The Decision

20. We are satisfied that this appeal is well founded. The Tribunal certainly asked themselves the right question, namely, if there was a chance that the Claimant would have been kept on in the Respondent's employment, what salary would she have been paid? However, they failed to answer it. We cannot read the passage founded on by Mr Barrow at paragraph 27, as beginning to do so. It deals solely with a different question - the initial Polkey question of whether or not there was a chance of the Claimant not being dismissed if a fair procedure had been followed.

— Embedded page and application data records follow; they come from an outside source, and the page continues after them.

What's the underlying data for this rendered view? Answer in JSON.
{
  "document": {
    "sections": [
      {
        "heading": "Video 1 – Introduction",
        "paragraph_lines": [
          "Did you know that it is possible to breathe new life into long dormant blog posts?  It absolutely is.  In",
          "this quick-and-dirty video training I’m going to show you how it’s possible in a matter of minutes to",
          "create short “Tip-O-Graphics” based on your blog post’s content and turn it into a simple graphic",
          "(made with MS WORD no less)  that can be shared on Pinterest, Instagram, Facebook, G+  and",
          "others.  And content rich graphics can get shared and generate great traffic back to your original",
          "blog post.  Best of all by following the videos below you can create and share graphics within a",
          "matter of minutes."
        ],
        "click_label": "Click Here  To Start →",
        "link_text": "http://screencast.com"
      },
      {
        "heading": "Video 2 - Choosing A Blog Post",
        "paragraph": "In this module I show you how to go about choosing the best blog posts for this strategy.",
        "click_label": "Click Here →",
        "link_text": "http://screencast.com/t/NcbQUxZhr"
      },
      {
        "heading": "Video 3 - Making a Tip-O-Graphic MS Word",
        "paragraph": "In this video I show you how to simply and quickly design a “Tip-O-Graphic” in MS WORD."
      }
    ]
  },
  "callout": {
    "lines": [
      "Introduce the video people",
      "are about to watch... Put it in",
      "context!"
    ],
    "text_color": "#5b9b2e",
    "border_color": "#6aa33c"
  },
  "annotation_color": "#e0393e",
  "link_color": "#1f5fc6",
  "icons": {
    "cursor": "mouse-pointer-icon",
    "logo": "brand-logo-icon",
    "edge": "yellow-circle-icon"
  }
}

21. The Tribunal were, for the reasons advanced by Ms Thelen and explained in the authorities to which we have referred, obliged to answer the question. We are satisfied that they had made findings which, in fact, provided them with the answer. It was that the financial circumstances of the business were undergoing a significant change for the worse at the time of the Claimant's dismissal which meant that salaries were being cut, the number of employees employed at the equestrian centre had been reduced from four to one and, by the time of the hearing, less than 18 months later, the most that was being earned there by anyone was £7,200, the salary being paid to the single, regular employee.

22. Thus, putting matters are their highest for the Claimant, the most she could have hoped was to have earned £14,400 during the two-year period which the Tribunal, in their discretion, considered was the appropriate compensatory period.

23. We are satisfied that there is no need for a remit here. It is plain that on the Tribunal's findings in fact, the only answer to their unanswered question was and is that the Claimant's award ought to have included nothing for loss of earnings since what she would have earned at the equestrian centre would have been exceeded by what, if she had mitigated her loss, she would have earned in alternative employment. That is even before any allowance is made for the payments actually made to her by way of redundancy pay and sums earned in the meantime.

24. The arithmetical result is then that the award payable to the Claimant ought to have been as follows. First, a basic award of £1,730.75 and £300 for loss of statutory rights, a total of £2,030.75 to which there required to be applied a Polkey deduction of 20% (£406.15) bringing out a figure of £1,636.60 as compensatory award. To that, there requires to be added the sum of £1,384.60 for the failure to provide terms and conditions of employment. The total award payable to the Claimant is thus £3,021.21 and we will pronounce an order upholding the appeal and substituting for the award made by the Tribunal the sum of £3,021.21.